Baby blown 16km by tornado survives
A toddler survived after being carried 16km by a tornado that killed her entire family.
Twenty-month-old Angel Babcock is in a critical condition in hospital after her mobile home in New Pekin, southern Indiana, was torn apart by a powerful tornado.
Her parents and siblings were among at least 39 people known to have been killed when a series of tornadoes struck in a swath of storms that battered much of the US on Friday.
Rescuers said Angel had suffered serious head injuries.
Washington County Sheriff Claude Combs said Angel was found near the bodies of her mother, Moriah Brough, 20, brother Jayden, 2, and two-month-old sister Kendall, who was still strapped into her baby seat. Her father, Joseph, 21, was also found dead.
Her grandfather, Jack Brough, said: "The doctors told us the next 24 to 48 hours are very critical. I'm just asking everyone to pray for my granddaughter and for my family."
The family was last seen lying in the hallway of their mobile home holding hands and praying as the tornado approached.
A neighbour, Jason Miller, ran over to offer them shelter in his larger mobile home, but was picked up by the tornado and hurled across the road. He has several broken bones.

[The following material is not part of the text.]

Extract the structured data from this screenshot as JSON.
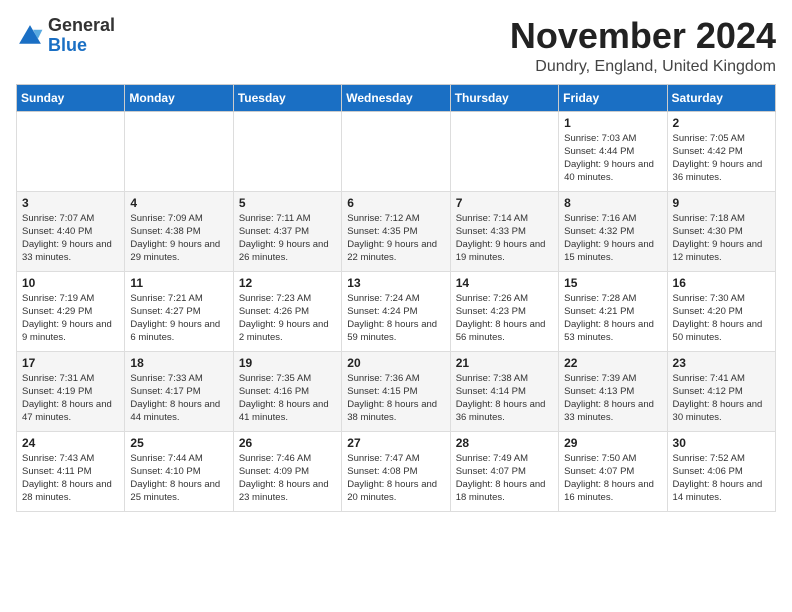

Marcia Lanham, whose daughter Beverley is Miller's girlfriend, said: "He's a hero. He went next door to bring them over, and they all got killed."
Brough had been on his way to meet his daughter when the tornado siren went off.
He said: "We got in the car and started driving and as we got closer and closer, the whole area was flattened.
"I kept saying: 'Oh my God! Oh my God!' I was breathing so hard. I couldn't see my daughter's trailer for nothing. It was gone. Her entire life was about Joe and her children. She loved her kids; she was always with them."
The storms tore through 17 states, stretching from the Gulf Coast to the Great Lakes. At one point, about a third of the US in the south and Midwest was under a tornado warning.
The towns worst hit were Marysville and Henryville in Indiana, and New Liberty, Kentucky, which are said to have been virtually wiped out.
Hundreds of people were injured, many seriously. Gilbert Acciardo, of the Laurel County Sheriff's Department in Kentucky, said he expected there would be amputations and a lot of severe head injuries.
In West Liberty, Kentucky, a four-year-old boy was ripped from his mother's arms by a tornado as they took shelter in the cellar of their farmhouse. Davlin Jackson's body was found alongside those of his great-grandparents.
At least 12 states suffered more than 100 tornadoes. They followed a storm in which 13 people died two days earlier.
The National Weather Service reported that four of the tornadoes that hit Kentucky were the worst in 24 years.
Television news showed extraordinary scenes of damage, including homes, schools and businesses torn apart and cars and buses tossed into buildings.
Church services were held throughout the stricken region yesterday.
President Barack Obama said the federal emergency management agency was ready to help.
"The scope and magnitude of devastation in some of our communities is unlike anything I have ever seen," said Kentucky governor Steve Beshear, whose office confirmed 19 deaths.
Trucks and trees were upended as the deadly funnels ravaged parts of eight states in the Midwest and south. A school bus smashed through the wall of a house, trucks were thrown into lakes, solid brick homes were reduced to rubble and wooden ones smashed into kindling. Mobile homes were flipped like tin cans.
Amateur video aired on CNN showed a gargantuan grey twister churning over West Liberty on Friday as a woman loudly prayed: "Oh God, take it away from us Lord!"
At least 14 people were killed in Indiana.